We need to listen to, and learn from, the varied experiences.

The research will engage with the spectrum of court users, including staff and the judiciary, the profession, service providers and public-end users.  

The research will seek to understand users’ experiences of online hearings, to help establish an evidence base that will support the courts in considering the continued and best use of them.

The researchers will reach out to the profession for survey and focus group participation in the coming months.  

This has come at the right time and will be very helpful by giving us exposure to the many experiences people have had.  We welcome your input as we shape what comes next.

Managing our wellbeing
Against this backdrop of change, it is important that you look after yourselves and your people.

The importance of wellbeing is not something which diminishes with age and experience.
People talk about work-life balance.  To me your life encompasses everything - work, family, friends, your community and time just for yourself. We strive for balance, satisfaction and happiness across all facets recognising that each affects the others. 

We don’t always achieve equilibrium.

When tough times come in one part of life, prioritising things that are meaningful to you can help to restore balance – whether that is being able to make a contribution through pro bono work, enjoying time with others, exercise, learning a new skill or something else.
Balance is the foundation for a successful, healthy, and sustainable career.  

Each of us is responsible for looking after our wellbeing, but our systems and organisations have a big part to play as well.  It is very important that firms and other legal organisations do all they can to put the right supports in place and create a working environment where people can be their best. 

I know that many firms aim to do this.  

I also know that the LIV has supports in place to help practitioners.  I encourage you to take advantage of those services when you need them.

Wellbeing is of course affected by how people are treated.  It is important that we treat our interactions with others as central to our roles.  This includes lawyers, court staff, and the judiciary. 

I have spoken many times about the responsibility on us and the importance of creating safe, inclusive and respectful workplaces in our courts.  Workplaces where sexual harassment, bullying, discrimination and other unlawful or inappropriate behaviour is not tolerated.

There is a lot of work underway – better training for judicial officers and staff, clearer policies, judicial guidelines, better reporting mechanisms. Most important is that we build that culture of respect. 

This work is ongoing, because the respect that we show others builds respect for courts and public confidence in them.

Evolving for the community
The courts are always looking for ways to improve the experience of going to court.  

That might be through a change of approach – for example, the Coroners Court is in the early stages of exploring whether restorative justice may have a role to play in appropriate cases.

Or improvement to the litigant’s experience may be through a change to the physical environment.  

In this connection, I want to mention Bendigo’s new law courts which were opened last month.

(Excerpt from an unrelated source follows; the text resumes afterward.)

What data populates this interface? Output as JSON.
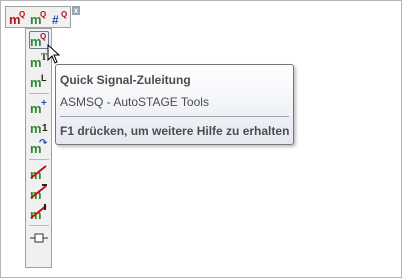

The building is anchored in Bendigo’s heritage, and the culture of  Dja Dja Wurrung.  The Dja Dja Wurrung  people are Bendigo’s Traditional Custodians.

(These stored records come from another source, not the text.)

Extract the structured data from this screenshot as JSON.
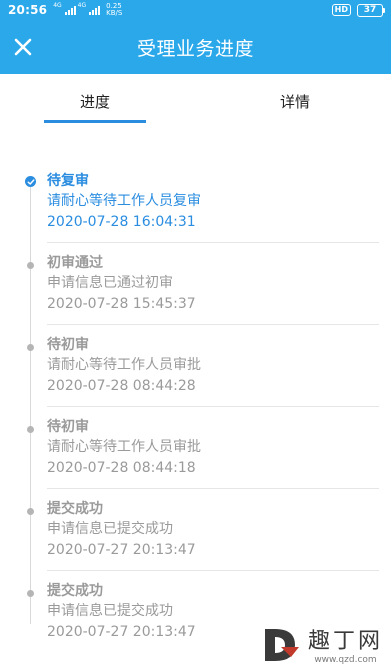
{
  "status_bar": {
    "time": "20:56",
    "net_label_1": "4G",
    "net_label_2": "4G",
    "speed_value": "0.25",
    "speed_unit": "KB/S",
    "hd_label": "HD",
    "battery_level": "37"
  },
  "header": {
    "title": "受理业务进度",
    "close_icon": "close-icon"
  },
  "tabs": [
    {
      "label": "进度",
      "selected": true
    },
    {
      "label": "详情",
      "selected": false
    }
  ],
  "timeline": [
    {
      "status": "待复审",
      "desc": "请耐心等待工作人员复审",
      "time": "2020-07-28 16:04:31",
      "active": true
    },
    {
      "status": "初审通过",
      "desc": "申请信息已通过初审",
      "time": "2020-07-28 15:45:37",
      "active": false
    },
    {
      "status": "待初审",
      "desc": "请耐心等待工作人员审批",
      "time": "2020-07-28 08:44:28",
      "active": false
    },
    {
      "status": "待初审",
      "desc": "请耐心等待工作人员审批",
      "time": "2020-07-28 08:44:18",
      "active": false
    },
    {
      "status": "提交成功",
      "desc": "申请信息已提交成功",
      "time": "2020-07-27 20:13:47",
      "active": false
    },
    {
      "status": "提交成功",
      "desc": "申请信息已提交成功",
      "time": "2020-07-27 20:13:47",
      "active": false
    }
  ],
  "watermark": {
    "brand": "趣丁网",
    "url": "www.qzd.com"
  },
  "colors": {
    "header_bg": "#2aa8ea",
    "accent": "#2a8de0",
    "muted_text": "#9a9a9a"
  }
}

Bendigo Court was designed as a modern court should be; by listening to and looking through the eyes of the users; and avoiding the silos they so often experience.

That’s the environment in which justice can and should be delivered.  

But we can’t do it without the dedication and commitment of Victoria’s lawyers. 

I want to take this opportunity to thank the entire legal profession for their assistance in challenging times.  It has enabled the courts to fulfil their function in serving the community.  

Thank you to Tania Wolff and Adam Awty, and the LIV team for the great work you all do every day, not least in providing a forum like this for us to come together.

The Hon. Chief Justice Anne Ferguson
Chief Justice, Supreme Court of Victoria
22 March 2023

Supreme Court of Victoria
Supreme Court of Victoria
Date of publication